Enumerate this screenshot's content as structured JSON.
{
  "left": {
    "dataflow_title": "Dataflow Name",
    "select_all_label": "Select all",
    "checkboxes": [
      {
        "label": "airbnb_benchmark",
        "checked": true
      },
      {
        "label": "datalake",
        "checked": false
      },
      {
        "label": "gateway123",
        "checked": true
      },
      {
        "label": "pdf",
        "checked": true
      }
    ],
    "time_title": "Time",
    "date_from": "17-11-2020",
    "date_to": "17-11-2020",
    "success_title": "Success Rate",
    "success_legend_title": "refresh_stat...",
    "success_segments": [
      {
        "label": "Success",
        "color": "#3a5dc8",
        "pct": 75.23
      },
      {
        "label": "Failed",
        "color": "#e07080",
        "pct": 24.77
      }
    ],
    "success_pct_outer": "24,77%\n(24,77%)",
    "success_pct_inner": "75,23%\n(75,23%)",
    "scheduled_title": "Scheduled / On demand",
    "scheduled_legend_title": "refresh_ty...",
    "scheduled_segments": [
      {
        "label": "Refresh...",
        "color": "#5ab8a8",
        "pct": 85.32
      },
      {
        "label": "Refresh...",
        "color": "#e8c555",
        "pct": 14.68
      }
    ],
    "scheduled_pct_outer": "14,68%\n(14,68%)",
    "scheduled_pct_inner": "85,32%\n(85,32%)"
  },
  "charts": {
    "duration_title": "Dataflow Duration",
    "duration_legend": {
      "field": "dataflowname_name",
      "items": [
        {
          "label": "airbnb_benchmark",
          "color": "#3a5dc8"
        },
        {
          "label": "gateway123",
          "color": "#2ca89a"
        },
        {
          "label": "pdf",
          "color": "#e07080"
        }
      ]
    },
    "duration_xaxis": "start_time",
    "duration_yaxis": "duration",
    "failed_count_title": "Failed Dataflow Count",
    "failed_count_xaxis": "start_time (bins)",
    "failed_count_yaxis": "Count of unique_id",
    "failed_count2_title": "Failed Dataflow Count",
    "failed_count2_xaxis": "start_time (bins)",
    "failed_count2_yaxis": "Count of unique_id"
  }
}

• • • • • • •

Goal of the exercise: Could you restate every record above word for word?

Answer space:
Enumerate this screenshot's content as structured JSON.
{
  "left": {
    "dataflow_title": "Dataflow Name",
    "select_all_label": "Select all",
    "checkboxes": [
      {
        "label": "airbnb_benchmark",
        "checked": true
      },
      {
        "label": "datalake",
        "checked": false
      },
      {
        "label": "gateway123",
        "checked": true
      },
      {
        "label": "pdf",
        "checked": true
      }
    ],
    "time_title": "Time",
    "date_from": "17-11-2020",
    "date_to": "17-11-2020",
    "success_title": "Success Rate",
    "success_legend_title": "refresh_stat...",
    "success_segments": [
      {
        "label": "Success",
        "color": "#3a5dc8",
        "pct": 75.23
      },
      {
        "label": "Failed",
        "color": "#e07080",
        "pct": 24.77
      }
    ],
    "success_pct_outer": "24,77%\n(24,77%)",
    "success_pct_inner": "75,23%\n(75,23%)",
    "scheduled_title": "Scheduled / On demand",
    "scheduled_legend_title": "refresh_ty...",
    "scheduled_segments": [
      {
        "label": "Refresh...",
        "color": "#5ab8a8",
        "pct": 85.32
      },
      {
        "label": "Refresh...",
        "color": "#e8c555",
        "pct": 14.68
      }
    ],
    "scheduled_pct_outer": "14,68%\n(14,68%)",
    "scheduled_pct_inner": "85,32%\n(85,32%)"
  },
  "charts": {
    "duration_title": "Dataflow Duration",
    "duration_legend": {
      "field": "dataflowname_name",
      "items": [
        {
          "label": "airbnb_benchmark",
          "color": "#3a5dc8"
        },
        {
          "label": "gateway123",
          "color": "#2ca89a"
        },
        {
          "label": "pdf",
          "color": "#e07080"
        }
      ]
    },
    "duration_xaxis": "start_time",
    "duration_yaxis": "duration",
    "failed_count_title": "Failed Dataflow Count",
    "failed_count_xaxis": "start_time (bins)",
    "failed_count_yaxis": "Count of unique_id",
    "failed_count2_title": "Failed Dataflow Count",
    "failed_count2_xaxis": "start_time (bins)",
    "failed_count2_yaxis": "Count of unique_id"
  }
}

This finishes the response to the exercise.